A new study on the effects of inactivity on the health of older women adds to a growing body of evidence suggesting that prolonged sitting is linked to heart disease and mortality risk.
The study, published last month in the Journal of the American Heart Association, included 518 female participants over the age of 50. All participants were considered obese or overweight based on BMI.
“Heart disease in women has been understudied, despite this being the number one cause of death in women,” says lead author Dr. Dorothy Sears, adding that one in three women will die from heart disease.
“Older women are the fastest-growing population in the US, and after menopause, [they] experience a dramatic increase in risk for cardiometabolic diseases, such as cardiovascular disease and Type 2 diabetes.”
Sears’s findings suggest a strong link between inactivity and obesity, as well as higher insulin, triglycerides, and insulin resistance.
Each hour of sitting per day was associated with a 7% (or higher) increase in insulin resistance, with each additional 15 minutes of inactivity producing a 9% increase in insulin resistance.
“I expected that there would be some association between sitting time and insulin resistance but did not expect such a strong magnitude of effect,” notes Sears.
The effects of prolonged inactivity did not change if participants exercised.
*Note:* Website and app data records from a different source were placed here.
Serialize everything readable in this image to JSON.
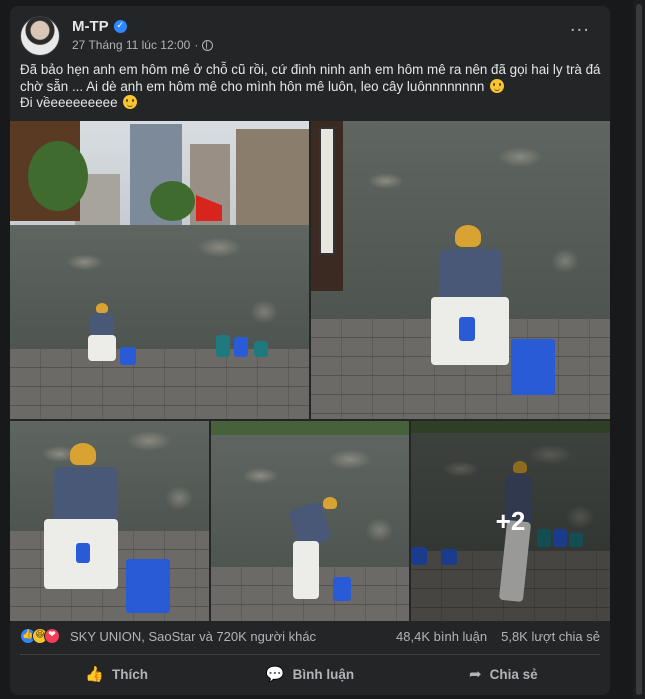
{
  "post": {
    "author": "M-TP",
    "timestamp": "27 Tháng 11 lúc 12:00",
    "privacy_separator": "·",
    "more_label": "···",
    "text_lines": [
      "Đã bảo hẹn anh em hôm mê ở chỗ cũ rồi, cứ đinh ninh anh em hôm mê ra nên đã gọi hai ly trà đá",
      "chờ sẵn ... Ai dè anh em hôm mê cho mình hôn mê luôn, leo cây luônnnnnnnn",
      "Đi vềeeeeeeeee"
    ],
    "photos_more_count": "+2"
  },
  "reactions": {
    "icons": [
      "like-icon",
      "haha-icon",
      "love-icon"
    ],
    "like_glyph": "👍",
    "haha_glyph": "😆",
    "love_glyph": "❤",
    "reactors_text": "SKY UNION, SaoStar và 720K người khác",
    "comments_count": "48,4K bình luận",
    "shares_count": "5,8K lượt chia sẻ"
  },
  "actions": {
    "like_label": "Thích",
    "comment_label": "Bình luận",
    "share_label": "Chia sẻ"
  },
  "colors": {
    "background": "#18191a",
    "card": "#242526",
    "accent": "#2d88ff",
    "text_primary": "#e4e6eb",
    "text_secondary": "#b0b3b8"
  }
}
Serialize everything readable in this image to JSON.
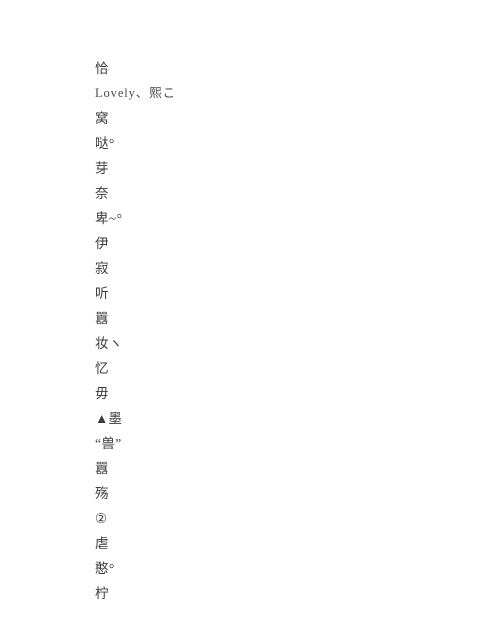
{
  "document": {
    "background_color": "#ffffff",
    "text_color": "#3b3b3b",
    "lines": [
      {
        "id": "line-1",
        "text": "恰"
      },
      {
        "id": "line-2",
        "text": "Lovely、熙こ"
      },
      {
        "id": "line-3",
        "text": "窝"
      },
      {
        "id": "line-4",
        "text": "哒°"
      },
      {
        "id": "line-5",
        "text": "芽"
      },
      {
        "id": "line-6",
        "text": "奈"
      },
      {
        "id": "line-7",
        "text": "卑~°"
      },
      {
        "id": "line-8",
        "text": "伊"
      },
      {
        "id": "line-9",
        "text": "寂"
      },
      {
        "id": "line-10",
        "text": "听"
      },
      {
        "id": "line-11",
        "text": "囂"
      },
      {
        "id": "line-12",
        "text": "妆ヽ"
      },
      {
        "id": "line-13",
        "text": "忆"
      },
      {
        "id": "line-14",
        "text": "毋"
      },
      {
        "id": "line-15",
        "text": "▲墨"
      },
      {
        "id": "line-16",
        "text": "“兽”"
      },
      {
        "id": "line-17",
        "text": "囂"
      },
      {
        "id": "line-18",
        "text": "殇"
      },
      {
        "id": "line-19",
        "text": "②"
      },
      {
        "id": "line-20",
        "text": "虐"
      },
      {
        "id": "line-21",
        "text": "憨°"
      },
      {
        "id": "line-22",
        "text": "柠"
      }
    ]
  }
}
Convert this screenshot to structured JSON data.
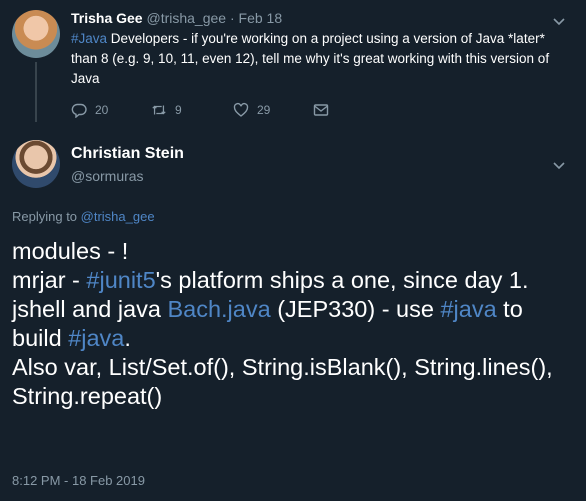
{
  "parent_tweet": {
    "name": "Trisha Gee",
    "handle": "@trisha_gee",
    "separator": "·",
    "date": "Feb 18",
    "hashtag": "#Java",
    "text_1": " Developers - if you're working on a project using a version of Java *later* than 8 (e.g. 9, 10, 11, even 12), tell me why it's great working with this version of Java",
    "replies": "20",
    "retweets": "9",
    "likes": "29"
  },
  "main_tweet": {
    "name": "Christian Stein",
    "handle": "@sormuras",
    "replying_label": "Replying to ",
    "replying_handle": "@trisha_gee",
    "line1": "modules - !",
    "line2_pre": "mrjar - ",
    "line2_tag": "#junit5",
    "line2_post": "'s platform ships a one, since day 1.",
    "line3_pre": "jshell and java ",
    "line3_link": "Bach.java",
    "line3_mid": " (JEP330) - use ",
    "line3_tag": "#java",
    "line3_post": " to build ",
    "line3_tag2": "#java",
    "line3_end": ".",
    "line4": "Also var, List/Set.of(), String.isBlank(), String.lines(), String.repeat()",
    "timestamp": "8:12 PM - 18 Feb 2019"
  },
  "colors": {
    "background": "#15202b",
    "link": "#4f86c6",
    "muted": "#8899a6",
    "text": "#ffffff"
  },
  "icons": [
    "reply-icon",
    "retweet-icon",
    "like-icon",
    "dm-icon",
    "chevron-down-icon"
  ]
}
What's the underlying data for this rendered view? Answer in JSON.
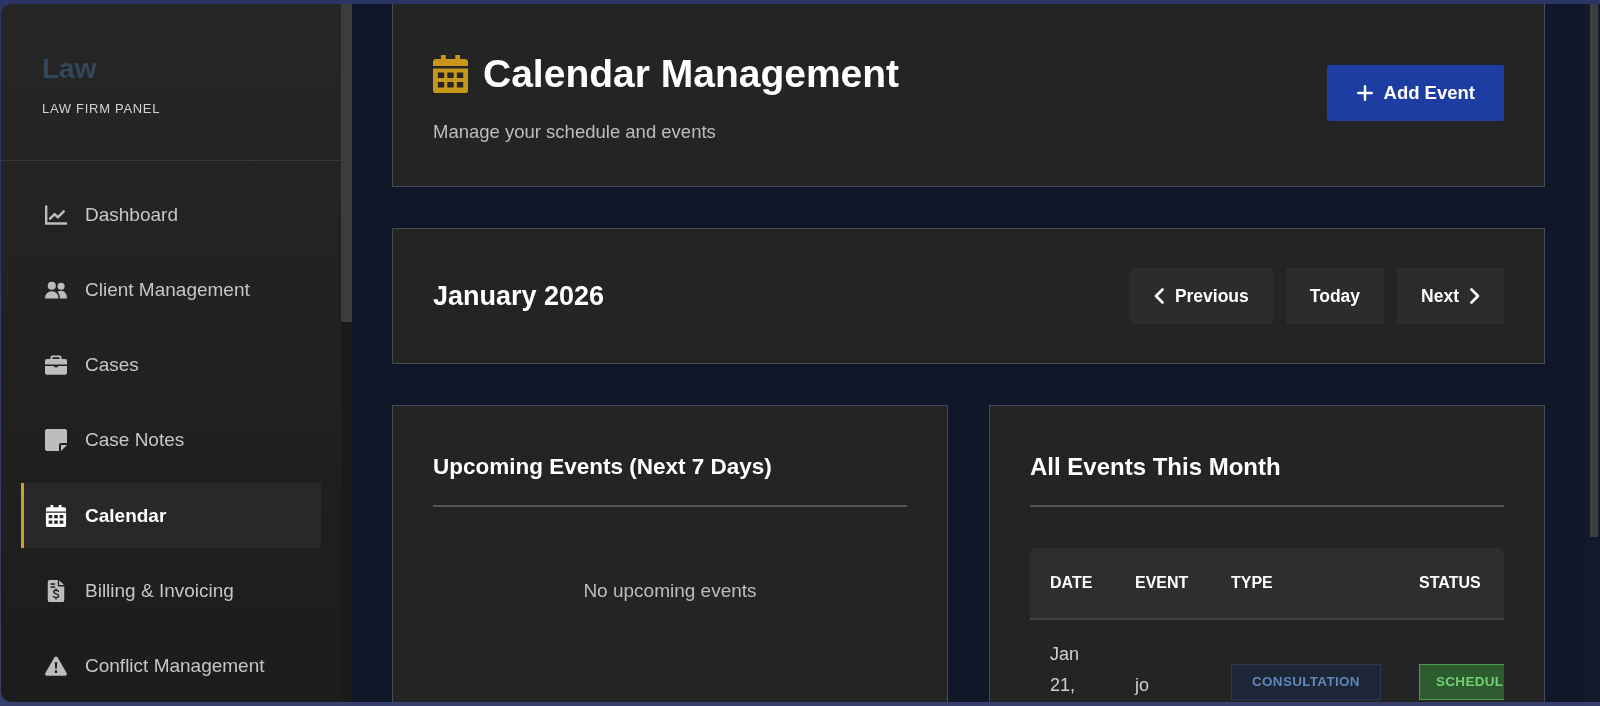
{
  "sidebar": {
    "logo": "Law",
    "subtitle": "LAW FIRM PANEL",
    "items": [
      {
        "label": "Dashboard",
        "selected": false
      },
      {
        "label": "Client Management",
        "selected": false
      },
      {
        "label": "Cases",
        "selected": false
      },
      {
        "label": "Case Notes",
        "selected": false
      },
      {
        "label": "Calendar",
        "selected": true
      },
      {
        "label": "Billing & Invoicing",
        "selected": false
      },
      {
        "label": "Conflict Management",
        "selected": false
      }
    ]
  },
  "header": {
    "title": "Calendar Management",
    "subtitle": "Manage your schedule and events",
    "button": "Add Event"
  },
  "month_nav": {
    "month": "January 2026",
    "buttons": [
      {
        "label": "Previous",
        "kind": "previous"
      },
      {
        "label": "Today",
        "kind": "plain"
      },
      {
        "label": "Next",
        "kind": "next"
      }
    ]
  },
  "upcoming": {
    "title": "Upcoming Events (Next 7 Days)",
    "empty_text": "No upcoming events"
  },
  "all_events": {
    "title": "All Events This Month",
    "table": {
      "columns": [
        "DATE",
        "EVENT",
        "TYPE",
        "STATUS"
      ],
      "rows": [
        {
          "date": "Jan 21,",
          "event": "jo",
          "type": "CONSULTATION",
          "status": "SCHEDUL"
        }
      ]
    }
  }
}
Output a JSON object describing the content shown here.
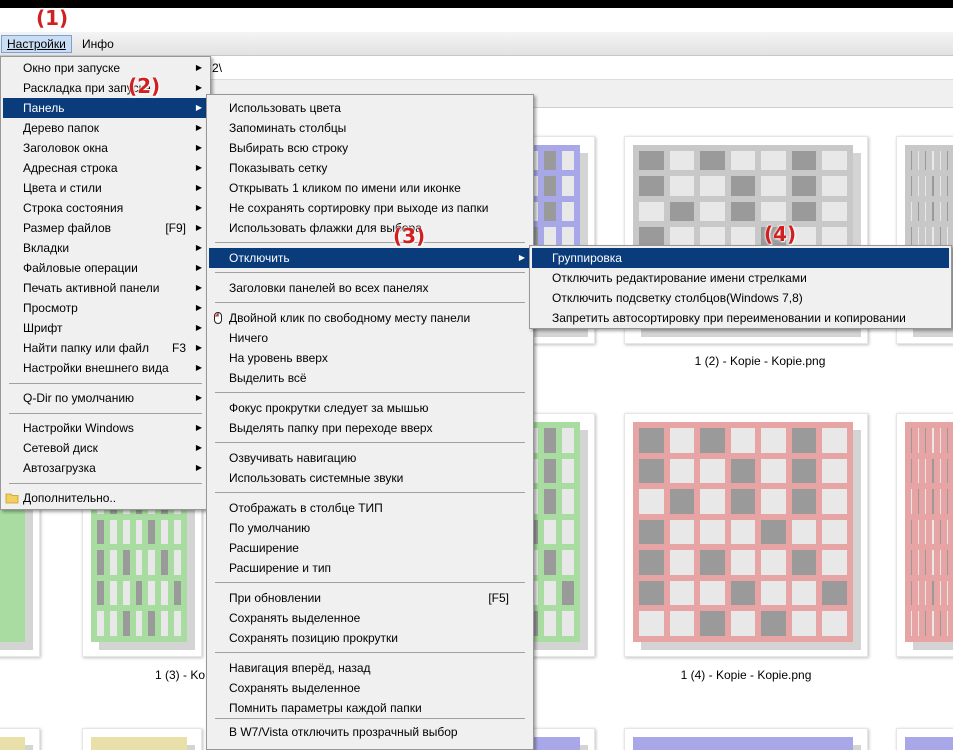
{
  "menubar": {
    "settings": "Настройки",
    "info": "Инфо"
  },
  "address": {
    "path": "2\\"
  },
  "annotations": [
    "(1)",
    "(2)",
    "(3)",
    "(4)"
  ],
  "captions": {
    "row1_right": "1 (2) - Kopie - Kopie.png",
    "row2_left": "1 (3) - Ko",
    "row2_right": "1 (4) - Kopie - Kopie.png"
  },
  "menu1": [
    {
      "label": "Окно при запуске",
      "sub": true
    },
    {
      "label": "Раскладка при запуске",
      "sub": true
    },
    {
      "label": "Панель",
      "sub": true
    },
    {
      "label": "Дерево папок",
      "sub": true
    },
    {
      "label": "Заголовок окна",
      "sub": true
    },
    {
      "label": "Адресная строка",
      "sub": true
    },
    {
      "label": "Цвета и стили",
      "sub": true
    },
    {
      "label": "Строка состояния",
      "sub": true
    },
    {
      "label": "Размер файлов",
      "shortcut": "[F9]",
      "sub": true
    },
    {
      "label": "Вкладки",
      "sub": true
    },
    {
      "label": "Файловые операции",
      "sub": true
    },
    {
      "label": "Печать активной панели",
      "sub": true
    },
    {
      "label": "Просмотр",
      "sub": true
    },
    {
      "label": "Шрифт",
      "sub": true
    },
    {
      "label": "Найти папку или файл",
      "shortcut": "F3",
      "sub": true
    },
    {
      "label": "Настройки внешнего вида",
      "sub": true
    },
    {
      "label": "Q-Dir по умолчанию",
      "sub": true
    },
    {
      "label": "Настройки Windows",
      "sub": true
    },
    {
      "label": "Сетевой диск",
      "sub": true
    },
    {
      "label": "Автозагрузка",
      "sub": true
    },
    {
      "label": "Дополнительно.."
    }
  ],
  "menu2": [
    {
      "label": "Использовать цвета"
    },
    {
      "label": "Запоминать столбцы"
    },
    {
      "label": "Выбирать всю строку"
    },
    {
      "label": "Показывать сетку"
    },
    {
      "label": "Открывать 1 кликом по имени или иконке"
    },
    {
      "label": "Не сохранять сортировку при выходе из папки"
    },
    {
      "label": "Использовать флажки для выбора"
    },
    {
      "label": "Отключить"
    },
    {
      "label": "Заголовки панелей во всех панелях"
    },
    {
      "label": "Двойной клик по свободному месту панели"
    },
    {
      "label": "Ничего"
    },
    {
      "label": "На уровень вверх"
    },
    {
      "label": "Выделить всё"
    },
    {
      "label": "Фокус прокрутки следует за мышью"
    },
    {
      "label": "Выделять папку при переходе вверх"
    },
    {
      "label": "Озвучивать навигацию"
    },
    {
      "label": "Использовать системные звуки"
    },
    {
      "label": "Отображать в столбце ТИП"
    },
    {
      "label": "По умолчанию"
    },
    {
      "label": "Расширение"
    },
    {
      "label": "Расширение и тип"
    },
    {
      "label": "При обновлении",
      "shortcut": "[F5]"
    },
    {
      "label": "Сохранять выделенное"
    },
    {
      "label": "Сохранять позицию прокрутки"
    },
    {
      "label": "Навигация вперёд, назад"
    },
    {
      "label": "Сохранять выделенное"
    },
    {
      "label": "Помнить параметры каждой папки"
    },
    {
      "label": "В W7/Vista отключить прозрачный выбор"
    }
  ],
  "menu3": [
    {
      "label": "Группировка"
    },
    {
      "label": "Отключить редактирование имени стрелками"
    },
    {
      "label": "Отключить подсветку столбцов(Windows 7,8)"
    },
    {
      "label": "Запретить автосортировку при переименовании и копировании"
    }
  ],
  "colors": {
    "selection": "#0a3b7a",
    "annotation": "#d21f1f",
    "blue": "#a8a8e8",
    "gray": "#c8c8c8",
    "green": "#a8dca0",
    "red": "#e6a4a4",
    "yellow": "#e8e0a8"
  }
}
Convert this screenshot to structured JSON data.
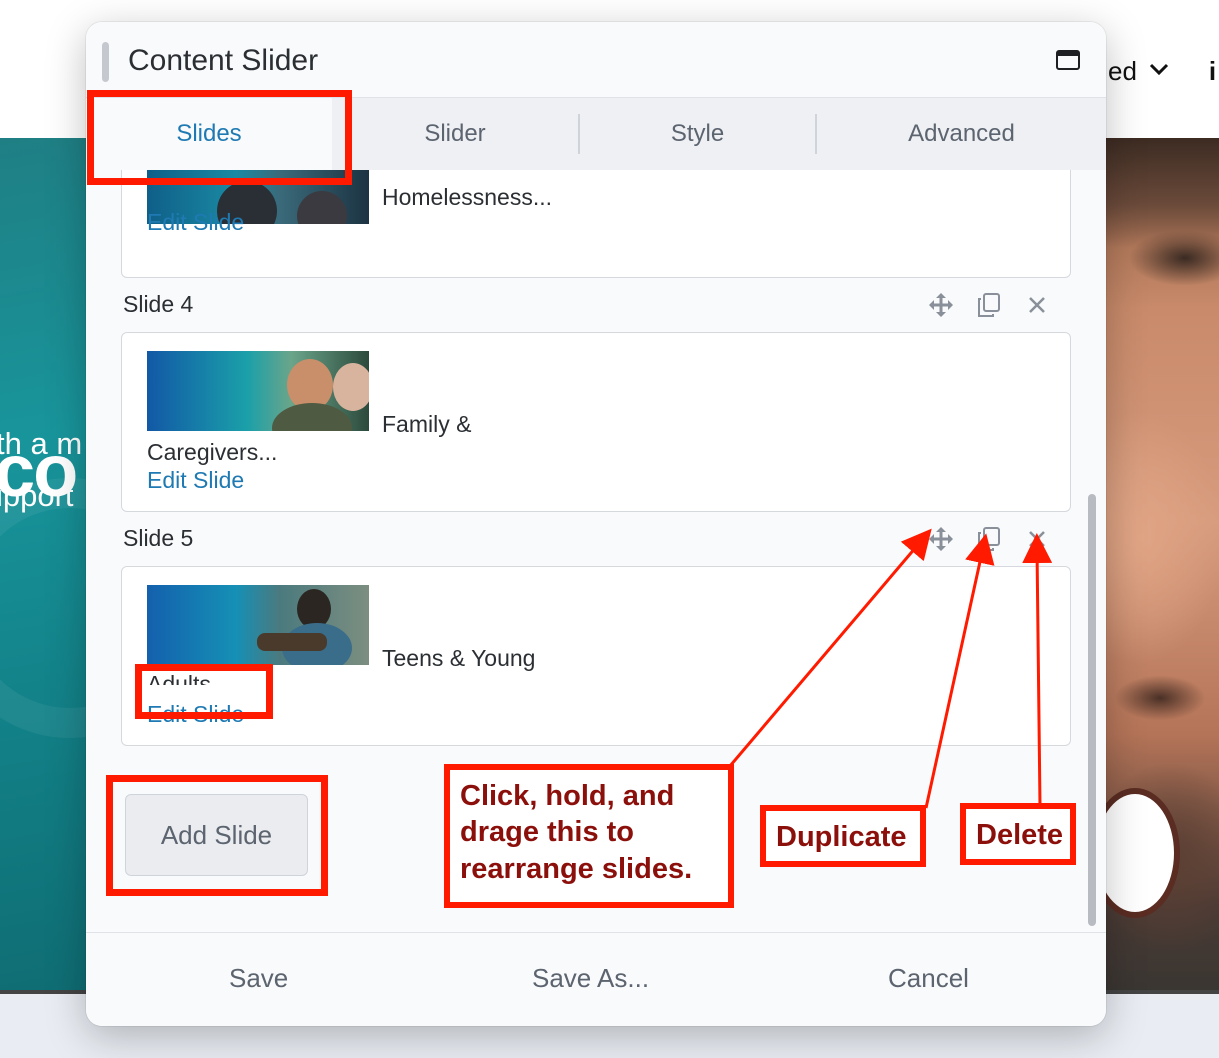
{
  "background": {
    "heading_fragment": "co",
    "line1_fragment": "th a m",
    "line2_fragment": "ipport",
    "nav_fragment": "ed",
    "nav_trailing": "i"
  },
  "modal": {
    "title": "Content Slider",
    "tabs": [
      {
        "label": "Slides",
        "active": true
      },
      {
        "label": "Slider",
        "active": false
      },
      {
        "label": "Style",
        "active": false
      },
      {
        "label": "Advanced",
        "active": false
      }
    ],
    "slides": [
      {
        "title": "",
        "text_line1": "Homelessness...",
        "text_line2": "",
        "edit_label": "Edit Slide"
      },
      {
        "title": "Slide 4",
        "text_line1": "Family &",
        "text_line2": "Caregivers...",
        "edit_label": "Edit Slide"
      },
      {
        "title": "Slide 5",
        "text_line1": "Teens & Young",
        "text_line2": "Adults",
        "edit_label": "Edit Slide"
      }
    ],
    "add_slide_label": "Add Slide",
    "footer": {
      "save": "Save",
      "save_as": "Save As...",
      "cancel": "Cancel"
    }
  },
  "annotations": {
    "move_note": "Click, hold, and drage this to rearrange slides.",
    "duplicate_note": "Duplicate",
    "delete_note": "Delete"
  },
  "colors": {
    "accent": "#1f7ab3",
    "annotation_red": "#ff1a00",
    "annotation_text": "#8b0f0a"
  },
  "icons": [
    "drag-handle-icon",
    "maximize-icon",
    "move-icon",
    "duplicate-icon",
    "delete-icon",
    "chevron-down-icon"
  ]
}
“Clinicians and other healthcare providers should encourage [people] to reduce their sitting times, total daily sitting time, and uninterrupted bouts of sitting, in addition to encouraging exercise,” says Sears.
Interrupting periods of sitting with standing, walking, or other light activities could make a huge difference.
Moving forward, Sears wants to conduct a multi-ethnic study to determine if these effects are consistent among different peoples.